Conrad and Felix
Conrad and Felix liked Ulrich. When Ulrich Zwingli led the reformation in Switzerland, his absolute commitment to the authority of scripture attracted Conrad Grebel and Felix Manz to support him. They went a little further than Zwingli went, however. When they read about the early church they noted the difference it and their own. Among other things, they saw the importance of “believer’s baptism.” The Roman Catholic church practiced infant baptism and these reformers believed the New Testament taught that only those who had come to faith in Christ were to be baptized after conversion.
So, in the Fall of 1524, Conrad and his wife had a decision to make: Would they have the baby baptized, or would they stick to what they believed the scripture taught.
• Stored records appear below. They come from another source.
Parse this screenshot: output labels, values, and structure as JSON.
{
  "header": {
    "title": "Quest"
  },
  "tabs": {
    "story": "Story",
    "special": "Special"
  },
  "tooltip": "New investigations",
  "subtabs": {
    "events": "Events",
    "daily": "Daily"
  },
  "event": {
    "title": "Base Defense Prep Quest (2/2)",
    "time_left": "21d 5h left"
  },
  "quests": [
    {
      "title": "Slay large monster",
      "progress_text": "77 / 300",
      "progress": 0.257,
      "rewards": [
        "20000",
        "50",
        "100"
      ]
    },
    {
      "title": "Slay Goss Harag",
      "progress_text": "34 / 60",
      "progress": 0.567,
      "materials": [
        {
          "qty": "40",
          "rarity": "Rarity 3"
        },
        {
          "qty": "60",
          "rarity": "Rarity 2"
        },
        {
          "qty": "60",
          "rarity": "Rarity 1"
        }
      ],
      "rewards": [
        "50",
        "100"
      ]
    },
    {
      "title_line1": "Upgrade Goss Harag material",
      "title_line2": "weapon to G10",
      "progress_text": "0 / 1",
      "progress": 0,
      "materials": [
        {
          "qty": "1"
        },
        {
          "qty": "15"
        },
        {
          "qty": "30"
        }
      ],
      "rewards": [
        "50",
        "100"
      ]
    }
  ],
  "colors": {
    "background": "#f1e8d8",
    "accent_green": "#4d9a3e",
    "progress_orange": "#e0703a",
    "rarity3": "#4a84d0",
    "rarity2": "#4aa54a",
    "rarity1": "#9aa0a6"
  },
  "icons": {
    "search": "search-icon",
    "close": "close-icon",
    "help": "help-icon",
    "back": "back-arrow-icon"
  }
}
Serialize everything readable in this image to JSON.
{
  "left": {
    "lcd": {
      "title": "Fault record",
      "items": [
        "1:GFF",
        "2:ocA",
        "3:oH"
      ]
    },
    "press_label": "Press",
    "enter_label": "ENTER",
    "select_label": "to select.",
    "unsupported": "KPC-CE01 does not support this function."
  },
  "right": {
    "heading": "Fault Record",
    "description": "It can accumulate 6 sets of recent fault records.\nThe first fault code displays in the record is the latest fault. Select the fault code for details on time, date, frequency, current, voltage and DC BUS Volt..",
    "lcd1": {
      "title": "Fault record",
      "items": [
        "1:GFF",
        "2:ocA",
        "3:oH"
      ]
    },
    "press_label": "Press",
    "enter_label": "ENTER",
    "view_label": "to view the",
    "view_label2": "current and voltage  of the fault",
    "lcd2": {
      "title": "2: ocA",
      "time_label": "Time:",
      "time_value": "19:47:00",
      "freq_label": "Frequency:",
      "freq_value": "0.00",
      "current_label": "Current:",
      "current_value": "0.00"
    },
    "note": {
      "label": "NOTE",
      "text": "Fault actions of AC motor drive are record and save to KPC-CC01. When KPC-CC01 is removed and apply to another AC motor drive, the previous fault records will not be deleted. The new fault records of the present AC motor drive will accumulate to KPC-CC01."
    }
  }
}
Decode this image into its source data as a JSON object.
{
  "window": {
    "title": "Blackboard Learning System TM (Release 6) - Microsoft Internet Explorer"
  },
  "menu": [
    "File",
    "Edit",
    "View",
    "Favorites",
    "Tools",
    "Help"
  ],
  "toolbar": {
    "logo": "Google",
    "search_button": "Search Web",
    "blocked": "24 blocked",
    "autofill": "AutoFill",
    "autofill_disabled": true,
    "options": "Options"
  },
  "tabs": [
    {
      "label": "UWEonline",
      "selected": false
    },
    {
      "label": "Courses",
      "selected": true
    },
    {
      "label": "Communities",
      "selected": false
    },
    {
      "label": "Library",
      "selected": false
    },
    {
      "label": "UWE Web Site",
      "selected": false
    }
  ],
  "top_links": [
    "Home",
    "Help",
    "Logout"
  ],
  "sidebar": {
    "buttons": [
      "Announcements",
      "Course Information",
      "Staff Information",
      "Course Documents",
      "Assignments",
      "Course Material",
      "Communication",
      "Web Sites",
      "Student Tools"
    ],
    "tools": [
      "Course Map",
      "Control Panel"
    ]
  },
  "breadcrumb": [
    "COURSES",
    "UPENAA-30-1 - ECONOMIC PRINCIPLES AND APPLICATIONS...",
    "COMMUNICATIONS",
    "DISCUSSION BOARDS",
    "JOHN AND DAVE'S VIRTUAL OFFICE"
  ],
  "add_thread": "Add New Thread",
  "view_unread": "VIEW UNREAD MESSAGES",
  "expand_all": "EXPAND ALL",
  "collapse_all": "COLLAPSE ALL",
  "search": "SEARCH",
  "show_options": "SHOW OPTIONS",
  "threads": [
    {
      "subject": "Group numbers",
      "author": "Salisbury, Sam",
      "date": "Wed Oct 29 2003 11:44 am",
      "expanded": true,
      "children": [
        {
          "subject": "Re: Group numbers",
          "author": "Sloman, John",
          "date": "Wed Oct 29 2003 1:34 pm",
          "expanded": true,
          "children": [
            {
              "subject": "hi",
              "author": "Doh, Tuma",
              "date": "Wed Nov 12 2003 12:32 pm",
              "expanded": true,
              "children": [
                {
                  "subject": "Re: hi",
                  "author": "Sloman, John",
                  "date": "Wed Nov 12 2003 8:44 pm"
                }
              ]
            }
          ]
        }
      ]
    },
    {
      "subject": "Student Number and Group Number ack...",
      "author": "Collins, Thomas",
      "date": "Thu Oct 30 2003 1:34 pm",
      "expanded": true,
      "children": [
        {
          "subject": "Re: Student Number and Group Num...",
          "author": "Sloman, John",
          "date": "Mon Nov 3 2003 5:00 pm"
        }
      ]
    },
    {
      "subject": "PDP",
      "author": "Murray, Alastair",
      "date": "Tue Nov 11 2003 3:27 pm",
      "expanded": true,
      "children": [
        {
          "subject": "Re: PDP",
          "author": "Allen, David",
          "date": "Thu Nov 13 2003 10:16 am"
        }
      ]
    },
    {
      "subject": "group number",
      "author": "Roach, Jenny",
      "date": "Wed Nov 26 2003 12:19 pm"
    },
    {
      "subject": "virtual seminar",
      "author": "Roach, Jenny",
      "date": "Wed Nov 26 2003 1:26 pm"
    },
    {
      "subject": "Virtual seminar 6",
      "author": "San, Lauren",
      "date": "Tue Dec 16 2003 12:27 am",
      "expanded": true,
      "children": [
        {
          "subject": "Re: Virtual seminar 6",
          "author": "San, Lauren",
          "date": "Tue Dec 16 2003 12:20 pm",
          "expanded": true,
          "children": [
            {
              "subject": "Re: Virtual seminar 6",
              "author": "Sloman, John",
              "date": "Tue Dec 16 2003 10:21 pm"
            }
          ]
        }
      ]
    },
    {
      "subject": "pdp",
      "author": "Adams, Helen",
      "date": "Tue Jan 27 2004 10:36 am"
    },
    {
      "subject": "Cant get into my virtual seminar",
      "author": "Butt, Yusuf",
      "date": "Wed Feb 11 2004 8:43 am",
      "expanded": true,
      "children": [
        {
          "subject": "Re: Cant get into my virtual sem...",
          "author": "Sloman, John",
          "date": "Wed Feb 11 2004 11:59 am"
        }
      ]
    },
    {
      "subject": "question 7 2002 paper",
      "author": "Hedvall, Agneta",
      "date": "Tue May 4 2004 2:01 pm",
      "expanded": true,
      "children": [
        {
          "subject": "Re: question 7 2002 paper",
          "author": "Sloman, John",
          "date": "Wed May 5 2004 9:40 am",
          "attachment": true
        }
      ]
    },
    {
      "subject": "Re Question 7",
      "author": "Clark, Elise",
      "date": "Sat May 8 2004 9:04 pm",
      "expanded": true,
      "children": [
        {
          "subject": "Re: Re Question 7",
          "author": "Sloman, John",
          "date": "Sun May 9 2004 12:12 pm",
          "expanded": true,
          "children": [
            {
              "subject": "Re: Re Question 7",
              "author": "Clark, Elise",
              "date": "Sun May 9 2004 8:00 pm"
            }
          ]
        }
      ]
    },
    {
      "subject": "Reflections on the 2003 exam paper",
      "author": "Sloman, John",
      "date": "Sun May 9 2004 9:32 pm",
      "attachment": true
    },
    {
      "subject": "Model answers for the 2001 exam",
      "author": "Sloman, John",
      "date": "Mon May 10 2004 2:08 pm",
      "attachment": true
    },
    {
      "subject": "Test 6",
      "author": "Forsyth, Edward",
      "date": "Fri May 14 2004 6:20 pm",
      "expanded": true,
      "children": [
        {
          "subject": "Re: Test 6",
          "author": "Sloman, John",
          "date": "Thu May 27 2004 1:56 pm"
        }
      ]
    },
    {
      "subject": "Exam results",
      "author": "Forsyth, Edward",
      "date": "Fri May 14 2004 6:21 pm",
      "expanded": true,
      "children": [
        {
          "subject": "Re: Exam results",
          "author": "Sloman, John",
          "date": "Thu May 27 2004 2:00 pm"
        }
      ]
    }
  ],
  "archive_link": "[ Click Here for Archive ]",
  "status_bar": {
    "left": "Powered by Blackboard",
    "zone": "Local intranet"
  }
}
The Grebels refused and bad things started to happen. Because the church and the state were one in that country, refusing to have an infant baptized amounted to a crime. On January 17, 1525, the city council arranged a hearing. After hearing from both sides on the question, the council sided with the status quo. It warned all parents who had neglected to have their children baptized to do so within a week.
That’s what led to that fateful day, January 21, 1525. Conrad and his followers held a “believer’s baptism. They were imprisoned and commanded to stop. As soon as they got out, however, they continued. Finally, the Zurich council lost all patience. On 7 March 1526, it decided that anyone found rebaptizing would be put to death by drowning. Apparently their thought was, “If the heretics want water, let them have it.” Within a year, on 5 January 1527, Felix Manz became the first Anabaptist martyr. The Zurich authorities drowned him in the Limmat River, which flows through the city.
Sounds like a lot of fuss over a small difference doesn’t it? After all, both sides believed in Christ; both sides held the Bible to be their final authority; both sides thought they had found God’s will in the matter. Why did they make this such a big deal?